ENTRIES SHOWN:

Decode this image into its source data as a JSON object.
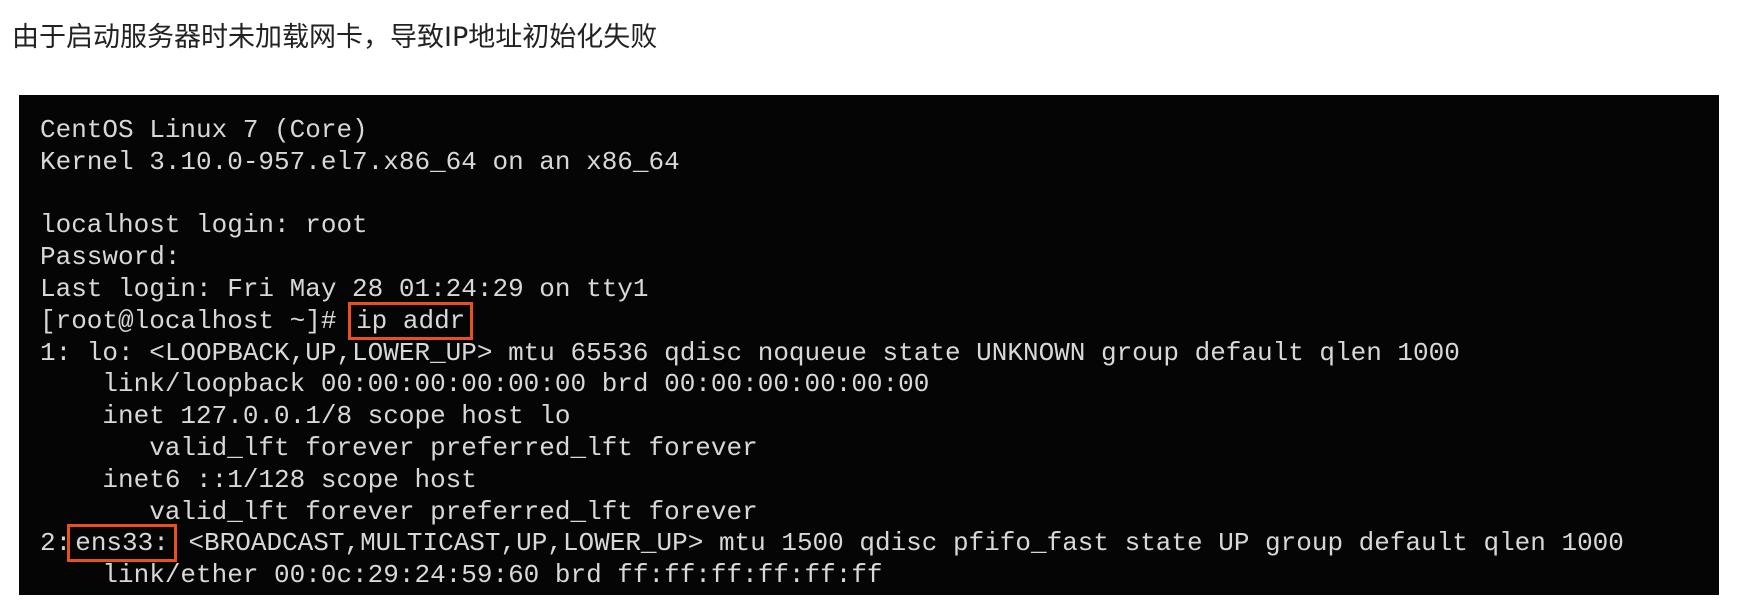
{
  "caption": "由于启动服务器时未加载网卡，导致IP地址初始化失败",
  "terminal": {
    "line1": "CentOS Linux 7 (Core)",
    "line2": "Kernel 3.10.0-957.el7.x86_64 on an x86_64",
    "line3": "",
    "line4": "localhost login: root",
    "line5": "Password:",
    "line6": "Last login: Fri May 28 01:24:29 on tty1",
    "line7_prompt": "[root@localhost ~]#",
    "line7_command": "ip addr",
    "line8": "1: lo: <LOOPBACK,UP,LOWER_UP> mtu 65536 qdisc noqueue state UNKNOWN group default qlen 1000",
    "line9": "    link/loopback 00:00:00:00:00:00 brd 00:00:00:00:00:00",
    "line10": "    inet 127.0.0.1/8 scope host lo",
    "line11": "       valid_lft forever preferred_lft forever",
    "line12": "    inet6 ::1/128 scope host",
    "line13": "       valid_lft forever preferred_lft forever",
    "line14_prefix": "2:",
    "line14_iface": "ens33:",
    "line14_rest": "<BROADCAST,MULTICAST,UP,LOWER_UP> mtu 1500 qdisc pfifo_fast state UP group default qlen 1000",
    "line15": "    link/ether 00:0c:29:24:59:60 brd ff:ff:ff:ff:ff:ff"
  },
  "colors": {
    "terminal_bg": "#050505",
    "terminal_text": "#d8d8d8",
    "highlight_box": "#e8501f"
  }
}
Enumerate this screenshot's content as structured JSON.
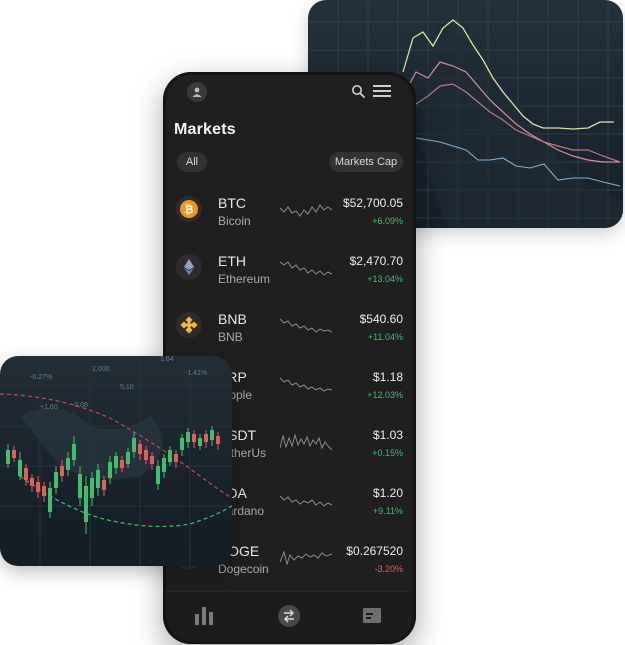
{
  "header": {
    "title": "Markets"
  },
  "filters": {
    "all_label": "All",
    "sort_label": "Markets Cap"
  },
  "coins": [
    {
      "symbol": "BTC",
      "name": "Bicoin",
      "price": "$52,700.05",
      "change": "+6.09%",
      "trend": "up",
      "icon": "bitcoin-icon"
    },
    {
      "symbol": "ETH",
      "name": "Ethereum",
      "price": "$2,470.70",
      "change": "+13.04%",
      "trend": "up",
      "icon": "ethereum-icon"
    },
    {
      "symbol": "BNB",
      "name": "BNB",
      "price": "$540.60",
      "change": "+11.04%",
      "trend": "up",
      "icon": "bnb-icon"
    },
    {
      "symbol": "XRP",
      "name": "Ripple",
      "price": "$1.18",
      "change": "+12.03%",
      "trend": "up",
      "icon": "xrp-icon"
    },
    {
      "symbol": "USDT",
      "name": "TetherUs",
      "price": "$1.03",
      "change": "+0.15%",
      "trend": "up",
      "icon": "tether-icon"
    },
    {
      "symbol": "ADA",
      "name": "Cardano",
      "price": "$1.20",
      "change": "+9.11%",
      "trend": "up",
      "icon": "cardano-icon"
    },
    {
      "symbol": "DOGE",
      "name": "Dogecoin",
      "price": "$0.267520",
      "change": "-3.20%",
      "trend": "down",
      "icon": "dogecoin-icon"
    }
  ],
  "candle_overlay": {
    "labels": [
      "-0.27%",
      "2,000",
      "-1.41%",
      "+1.60",
      "-0.08",
      "1.64",
      "5,10"
    ]
  },
  "colors": {
    "accent_up": "#3fbf6e",
    "accent_down": "#e55c5c",
    "bitcoin": "#f7931a",
    "bnb": "#f3ba2f",
    "ethereum": "#8ea2c8"
  },
  "icons": {
    "user": "user-icon",
    "search": "search-icon",
    "menu": "menu-icon",
    "tab_markets": "bar-chart-icon",
    "tab_trade": "swap-icon",
    "tab_wallet": "wallet-icon"
  }
}
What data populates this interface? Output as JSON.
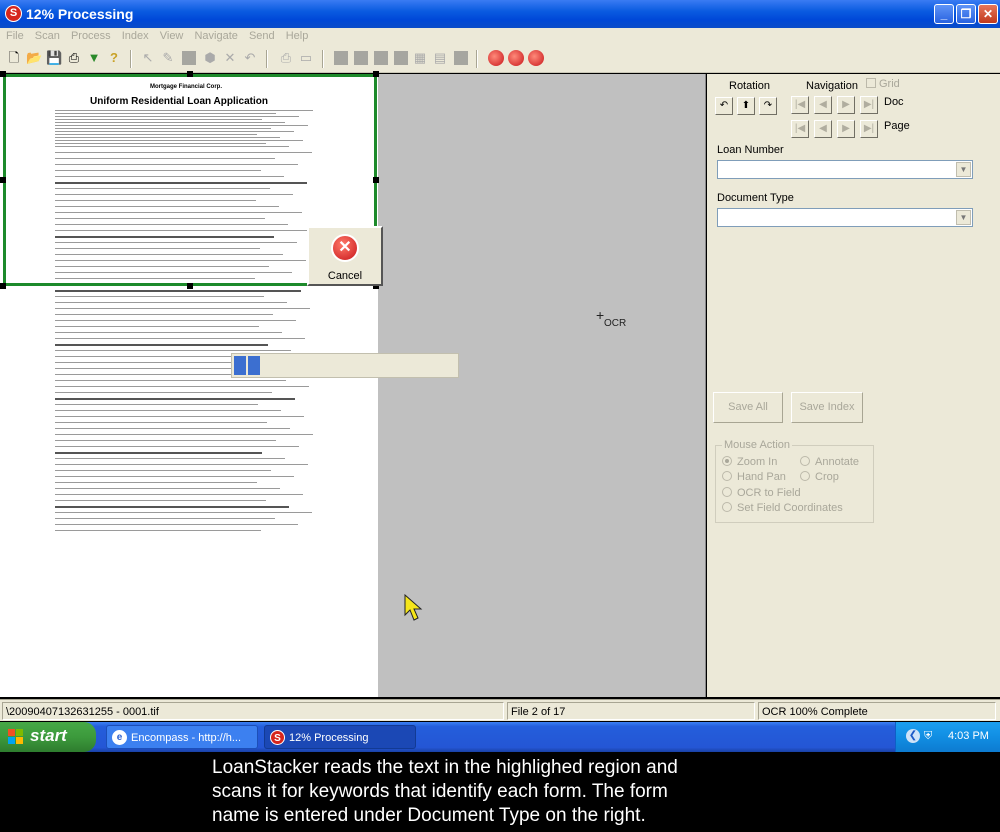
{
  "window": {
    "title": "12% Processing",
    "icon": "loanstacker-app-icon"
  },
  "menu": [
    "File",
    "Scan",
    "Process",
    "Index",
    "View",
    "Navigate",
    "Send",
    "Help"
  ],
  "document_preview": {
    "company": "Mortgage Financial Corp.",
    "form_title": "Uniform Residential Loan Application"
  },
  "overlay": {
    "cancel_label": "Cancel",
    "progress_percent": 12,
    "ocr_cursor_label": "OCR"
  },
  "panel": {
    "rotation_label": "Rotation",
    "navigation_label": "Navigation",
    "grid_label": "Grid",
    "doc_label": "Doc",
    "page_label": "Page",
    "loan_number_label": "Loan Number",
    "loan_number_value": "",
    "document_type_label": "Document Type",
    "document_type_value": "",
    "save_all_label": "Save All",
    "save_index_label": "Save Index",
    "mouse_action": {
      "legend": "Mouse Action",
      "options": [
        "Zoom In",
        "Annotate",
        "Hand Pan",
        "Crop",
        "OCR to Field",
        "Set Field Coordinates"
      ],
      "selected": "Zoom In"
    }
  },
  "status": {
    "file_path": "\\20090407132631255 - 0001.tif",
    "file_position": "File 2 of 17",
    "ocr_status": "OCR 100% Complete"
  },
  "taskbar": {
    "start_label": "start",
    "tasks": [
      {
        "label": "Encompass - http://h...",
        "icon": "encompass-icon"
      },
      {
        "label": "12% Processing",
        "icon": "loanstacker-icon"
      }
    ],
    "clock": "4:03 PM"
  },
  "caption": "LoanStacker reads the text in the highlighed region and\nscans it for keywords that identify each form. The form\nname is entered under Document Type on the right.",
  "colors": {
    "selection_border": "#1d8a2b",
    "progress_fill": "#3c6fd0",
    "titlebar": "#0a5be0"
  }
}
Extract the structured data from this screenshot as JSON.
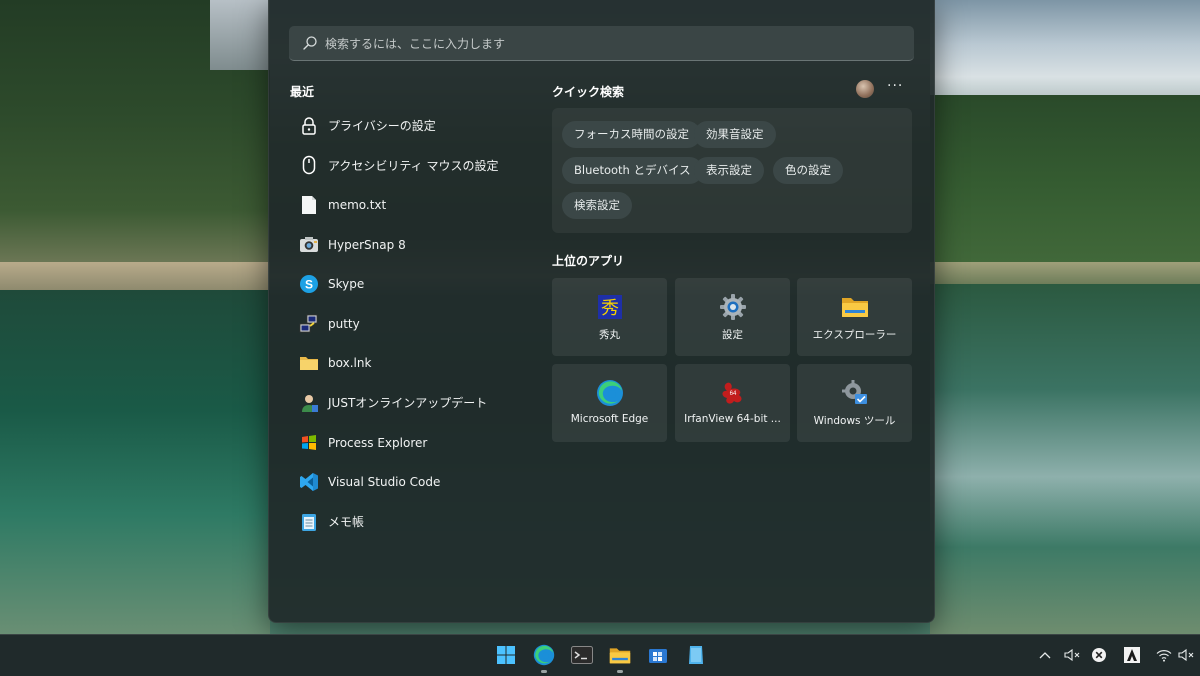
{
  "search": {
    "placeholder": "検索するには、ここに入力します"
  },
  "recent": {
    "title": "最近",
    "items": [
      {
        "label": "プライバシーの設定",
        "icon": "lock-icon"
      },
      {
        "label": "アクセシビリティ マウスの設定",
        "icon": "mouse-icon"
      },
      {
        "label": "memo.txt",
        "icon": "text-file-icon"
      },
      {
        "label": "HyperSnap 8",
        "icon": "hypersnap-icon"
      },
      {
        "label": "Skype",
        "icon": "skype-icon"
      },
      {
        "label": "putty",
        "icon": "putty-icon"
      },
      {
        "label": "box.lnk",
        "icon": "folder-shortcut-icon"
      },
      {
        "label": "JUSTオンラインアップデート",
        "icon": "just-update-icon"
      },
      {
        "label": "Process Explorer",
        "icon": "process-explorer-icon"
      },
      {
        "label": "Visual Studio Code",
        "icon": "vscode-icon"
      },
      {
        "label": "メモ帳",
        "icon": "notepad-icon"
      }
    ]
  },
  "quick_search": {
    "title": "クイック検索",
    "chips": [
      "フォーカス時間の設定",
      "効果音設定",
      "Bluetooth とデバイス",
      "表示設定",
      "色の設定",
      "検索設定"
    ],
    "more_label": "···"
  },
  "top_apps": {
    "title": "上位のアプリ",
    "tiles": [
      {
        "label": "秀丸",
        "icon": "hidemaru-icon"
      },
      {
        "label": "設定",
        "icon": "settings-gear-icon"
      },
      {
        "label": "エクスプローラー",
        "icon": "file-explorer-icon"
      },
      {
        "label": "Microsoft Edge",
        "icon": "edge-icon"
      },
      {
        "label": "IrfanView 64-bit ...",
        "icon": "irfanview-icon"
      },
      {
        "label": "Windows ツール",
        "icon": "windows-tools-icon"
      }
    ]
  },
  "taskbar": {
    "apps": [
      "windows-start-icon",
      "edge-icon",
      "terminal-icon",
      "file-explorer-icon",
      "store-icon",
      "notepad-icon"
    ],
    "tray": [
      "chevron-up-icon",
      "speaker-muted-icon",
      "close-circle-icon",
      "adobe-icon",
      "wifi-icon",
      "speaker-muted-icon"
    ]
  },
  "colors": {
    "panel": "#202a2a",
    "accent_blue": "#0a84d0"
  }
}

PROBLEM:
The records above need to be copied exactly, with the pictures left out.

RESPONSE BOX:
Decode this image into its source data as a JSON object.
{
  "caption": "由于启动服务器时未加载网卡，导致IP地址初始化失败",
  "terminal": {
    "line1": "CentOS Linux 7 (Core)",
    "line2": "Kernel 3.10.0-957.el7.x86_64 on an x86_64",
    "line3": "",
    "line4": "localhost login: root",
    "line5": "Password:",
    "line6": "Last login: Fri May 28 01:24:29 on tty1",
    "line7_prompt": "[root@localhost ~]#",
    "line7_command": "ip addr",
    "line8": "1: lo: <LOOPBACK,UP,LOWER_UP> mtu 65536 qdisc noqueue state UNKNOWN group default qlen 1000",
    "line9": "    link/loopback 00:00:00:00:00:00 brd 00:00:00:00:00:00",
    "line10": "    inet 127.0.0.1/8 scope host lo",
    "line11": "       valid_lft forever preferred_lft forever",
    "line12": "    inet6 ::1/128 scope host",
    "line13": "       valid_lft forever preferred_lft forever",
    "line14_prefix": "2:",
    "line14_iface": "ens33:",
    "line14_rest": "<BROADCAST,MULTICAST,UP,LOWER_UP> mtu 1500 qdisc pfifo_fast state UP group default qlen 1000",
    "line15": "    link/ether 00:0c:29:24:59:60 brd ff:ff:ff:ff:ff:ff"
  },
  "colors": {
    "terminal_bg": "#050505",
    "terminal_text": "#d8d8d8",
    "highlight_box": "#e8501f"
  }
}
Enumerate this screenshot's content as structured JSON.
{
  "header": {
    "title": "Markets"
  },
  "filters": {
    "all_label": "All",
    "sort_label": "Markets Cap"
  },
  "coins": [
    {
      "symbol": "BTC",
      "name": "Bicoin",
      "price": "$52,700.05",
      "change": "+6.09%",
      "trend": "up",
      "icon": "bitcoin-icon"
    },
    {
      "symbol": "ETH",
      "name": "Ethereum",
      "price": "$2,470.70",
      "change": "+13.04%",
      "trend": "up",
      "icon": "ethereum-icon"
    },
    {
      "symbol": "BNB",
      "name": "BNB",
      "price": "$540.60",
      "change": "+11.04%",
      "trend": "up",
      "icon": "bnb-icon"
    },
    {
      "symbol": "XRP",
      "name": "Ripple",
      "price": "$1.18",
      "change": "+12.03%",
      "trend": "up",
      "icon": "xrp-icon"
    },
    {
      "symbol": "USDT",
      "name": "TetherUs",
      "price": "$1.03",
      "change": "+0.15%",
      "trend": "up",
      "icon": "tether-icon"
    },
    {
      "symbol": "ADA",
      "name": "Cardano",
      "price": "$1.20",
      "change": "+9.11%",
      "trend": "up",
      "icon": "cardano-icon"
    },
    {
      "symbol": "DOGE",
      "name": "Dogecoin",
      "price": "$0.267520",
      "change": "-3.20%",
      "trend": "down",
      "icon": "dogecoin-icon"
    }
  ],
  "candle_overlay": {
    "labels": [
      "-0.27%",
      "2,000",
      "-1.41%",
      "+1.60",
      "-0.08",
      "1.64",
      "5,10"
    ]
  },
  "colors": {
    "accent_up": "#3fbf6e",
    "accent_down": "#e55c5c",
    "bitcoin": "#f7931a",
    "bnb": "#f3ba2f",
    "ethereum": "#8ea2c8"
  },
  "icons": {
    "user": "user-icon",
    "search": "search-icon",
    "menu": "menu-icon",
    "tab_markets": "bar-chart-icon",
    "tab_trade": "swap-icon",
    "tab_wallet": "wallet-icon"
  }
}
What data populates this interface? Output as JSON.
{
  "window": {
    "title": "12% Processing",
    "icon": "loanstacker-app-icon"
  },
  "menu": [
    "File",
    "Scan",
    "Process",
    "Index",
    "View",
    "Navigate",
    "Send",
    "Help"
  ],
  "document_preview": {
    "company": "Mortgage Financial Corp.",
    "form_title": "Uniform Residential Loan Application"
  },
  "overlay": {
    "cancel_label": "Cancel",
    "progress_percent": 12,
    "ocr_cursor_label": "OCR"
  },
  "panel": {
    "rotation_label": "Rotation",
    "navigation_label": "Navigation",
    "grid_label": "Grid",
    "doc_label": "Doc",
    "page_label": "Page",
    "loan_number_label": "Loan Number",
    "loan_number_value": "",
    "document_type_label": "Document Type",
    "document_type_value": "",
    "save_all_label": "Save All",
    "save_index_label": "Save Index",
    "mouse_action": {
      "legend": "Mouse Action",
      "options": [
        "Zoom In",
        "Annotate",
        "Hand Pan",
        "Crop",
        "OCR to Field",
        "Set Field Coordinates"
      ],
      "selected": "Zoom In"
    }
  },
  "status": {
    "file_path": "\\20090407132631255 - 0001.tif",
    "file_position": "File 2 of 17",
    "ocr_status": "OCR 100% Complete"
  },
  "taskbar": {
    "start_label": "start",
    "tasks": [
      {
        "label": "Encompass - http://h...",
        "icon": "encompass-icon"
      },
      {
        "label": "12% Processing",
        "icon": "loanstacker-icon"
      }
    ],
    "clock": "4:03 PM"
  },
  "caption": "LoanStacker reads the text in the highlighed region and\nscans it for keywords that identify each form. The form\nname is entered under Document Type on the right.",
  "colors": {
    "selection_border": "#1d8a2b",
    "progress_fill": "#3c6fd0",
    "titlebar": "#0a5be0"
  }
}
Extract the structured data from this screenshot as JSON.
{
  "search": {
    "placeholder": "検索するには、ここに入力します"
  },
  "recent": {
    "title": "最近",
    "items": [
      {
        "label": "プライバシーの設定",
        "icon": "lock-icon"
      },
      {
        "label": "アクセシビリティ マウスの設定",
        "icon": "mouse-icon"
      },
      {
        "label": "memo.txt",
        "icon": "text-file-icon"
      },
      {
        "label": "HyperSnap 8",
        "icon": "hypersnap-icon"
      },
      {
        "label": "Skype",
        "icon": "skype-icon"
      },
      {
        "label": "putty",
        "icon": "putty-icon"
      },
      {
        "label": "box.lnk",
        "icon": "folder-shortcut-icon"
      },
      {
        "label": "JUSTオンラインアップデート",
        "icon": "just-update-icon"
      },
      {
        "label": "Process Explorer",
        "icon": "process-explorer-icon"
      },
      {
        "label": "Visual Studio Code",
        "icon": "vscode-icon"
      },
      {
        "label": "メモ帳",
        "icon": "notepad-icon"
      }
    ]
  },
  "quick_search": {
    "title": "クイック検索",
    "chips": [
      "フォーカス時間の設定",
      "効果音設定",
      "Bluetooth とデバイス",
      "表示設定",
      "色の設定",
      "検索設定"
    ],
    "more_label": "···"
  },
  "top_apps": {
    "title": "上位のアプリ",
    "tiles": [
      {
        "label": "秀丸",
        "icon": "hidemaru-icon"
      },
      {
        "label": "設定",
        "icon": "settings-gear-icon"
      },
      {
        "label": "エクスプローラー",
        "icon": "file-explorer-icon"
      },
      {
        "label": "Microsoft Edge",
        "icon": "edge-icon"
      },
      {
        "label": "IrfanView 64-bit ...",
        "icon": "irfanview-icon"
      },
      {
        "label": "Windows ツール",
        "icon": "windows-tools-icon"
      }
    ]
  },
  "taskbar": {
    "apps": [
      "windows-start-icon",
      "edge-icon",
      "terminal-icon",
      "file-explorer-icon",
      "store-icon",
      "notepad-icon"
    ],
    "tray": [
      "chevron-up-icon",
      "speaker-muted-icon",
      "close-circle-icon",
      "adobe-icon",
      "wifi-icon",
      "speaker-muted-icon"
    ]
  },
  "colors": {
    "panel": "#202a2a",
    "accent_blue": "#0a84d0"
  }
}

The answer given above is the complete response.